Reconstructive Interventions in Posttraumatic Deformities and Defects of a Cranioorbital Area

S.A. Eolchiyan, A.A. Potapov, M.G. Kataev, N.K. Serova, A.S. Karayan, V.V. Roginsky, I.N. Pronin,
V.O. Zakharov, A.V. Evseev

(Burdenko Research Institute of Neurosurgery of the Russian Academy of Medical Science, Moscow)

Cranioorbital injuries are one of the most complicated and frequent types of craniofacial trauma in neurosurgical practice. Trauma of a cranioorbital area is accompanied by simultaneous craniocerebral injury and results in damage of an orbit and its structures, a middle facial zone and accessory nasal sinuses. This circumstance conditions use of a definite algorithm of treatment. Its absence leads either to unjustified delay or unintentional refuse from surgical interventions on the visceral skull and orbit, which should be performed in an acute period, or aggressive debridement with removal of free-lying bone fragments and formation of extensive defects and deformities in a cranioorbital area. In its turn, it causes dystopia of an eyeball, oculomotor disorders and diplopia, cosmetic defects, being a cause of additional invalidism and lower quality of life.

There were 134 patients (5-76 years old) with craniofacial trauma and its sequelae, operated in the Burdenko Institute of Neurosurgery in 1998-2001. All of them were subject to craniography, CT examination in axial and frontal planes. Planning of operations in complicated cases was carried out with application of three-dimensional CT and stereolithographic models. We performed 157 operations in 134 patients. There were 97 (62%) reconstructive operations on the skull and visceral skeleton. Other intra- (37) and extracranial (23) operations were performed in 60 patients.
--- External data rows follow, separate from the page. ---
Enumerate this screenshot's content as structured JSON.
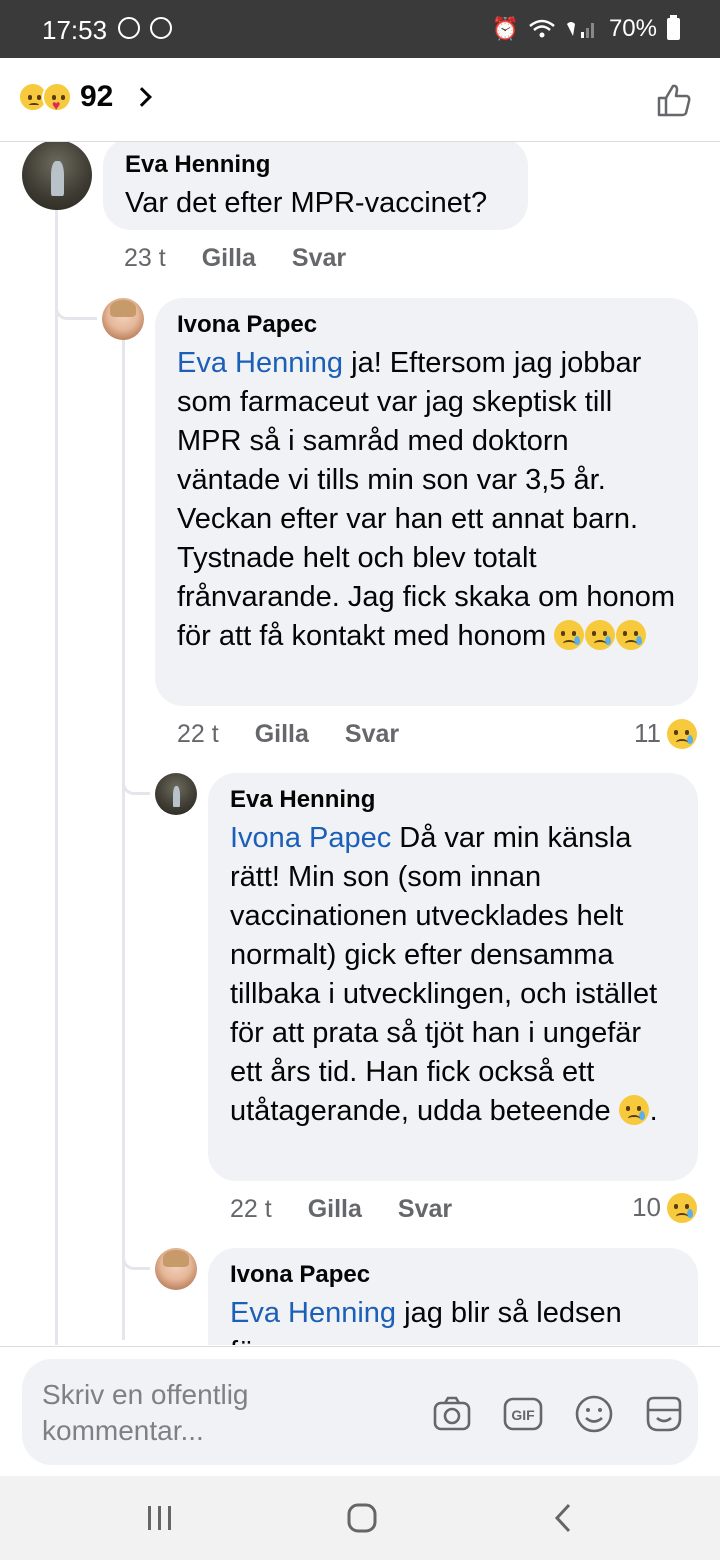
{
  "status_bar": {
    "time": "17:53",
    "battery": "70%"
  },
  "header": {
    "reaction_count": "92"
  },
  "comments": [
    {
      "author": "Eva Henning",
      "text": "Var det efter MPR-vaccinet?",
      "time": "23 t",
      "like": "Gilla",
      "reply": "Svar"
    },
    {
      "author": "Ivona Papec",
      "mention": "Eva Henning",
      "text": " ja! Eftersom jag jobbar som farmaceut var jag skeptisk till MPR så i samråd med doktorn väntade vi tills min son var 3,5 år. Veckan efter var han ett annat barn. Tystnade helt och blev totalt frånvarande. Jag fick skaka om honom för att få kontakt med honom ",
      "time": "22 t",
      "like": "Gilla",
      "reply": "Svar",
      "reactions": "11"
    },
    {
      "author": "Eva Henning",
      "mention": "Ivona Papec",
      "text": " Då var min känsla rätt! Min son (som innan vaccinationen utvecklades helt normalt) gick efter densamma tillbaka i utvecklingen, och istället för att prata så tjöt han i ungefär ett års tid. Han fick också ett utåtagerande, udda beteende ",
      "tail": ".",
      "time": "22 t",
      "like": "Gilla",
      "reply": "Svar",
      "reactions": "10"
    },
    {
      "author": "Ivona Papec",
      "mention": "Eva Henning",
      "text": " jag blir så ledsen för..."
    }
  ],
  "composer": {
    "placeholder": "Skriv en offentlig kommentar..."
  },
  "icons": {
    "camera": "camera-icon",
    "gif": "gif-icon",
    "emoji": "emoji-icon",
    "sticker": "sticker-icon"
  }
}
We elaborated different types of reconstructive operations in traumatic deformities and defects of a cranioorbital area, based on application of an autobone and fixation with mini- and microplates and screws. Depending on a character and spread of injuries, as well as temporal parameters, we performed one- or multi-stage operations. Their goal was restoration of a forehead shape, contours and size of an orbit; elimination of hernial protrusion of brain substance into an orbit and separation of orbital structures from the skull cavity and/or accessory sinuses; reposition of eyeballs, restoration of their movements, elimination diplopia and preparation of an orbit for subsequent ophthalmoplasty.

A total number of reconstructive operations for deformities and defects of a cranioorbital area was equal to 87; 55 of them (63.2%) were interventions for bone defects and deformities of a frontoorbital area. Isolated deformities and defects of zygomaticoorbital and nasoorbital areas, walls of an orbit were eliminated during performing 32 (36.8%) out of 87 operations. Bone autografts, in particular splitted skull bones (28 cases), were used 34 patients during reconstructive interventions on a cranioorbital area. In case of absence of any communication between bone defect and accessory sinuses methyl methacrylate was used (17 cases). We managed to achieve satisfactory functional and cosmetic results in the majority of patients.

Optimum results can be attained in two cases: when primary reconstructive operations and neurosurgical interventions are performed simultaneously in an acute period or when the former are the second-stage operations, made in an early period of trauma after stabilization of a patient's general condition. Elimination of defects and deformities of a cranioorbital area in a remote period often requires repeated interventions for obtaining a satisfactory cosmetic and functional effect.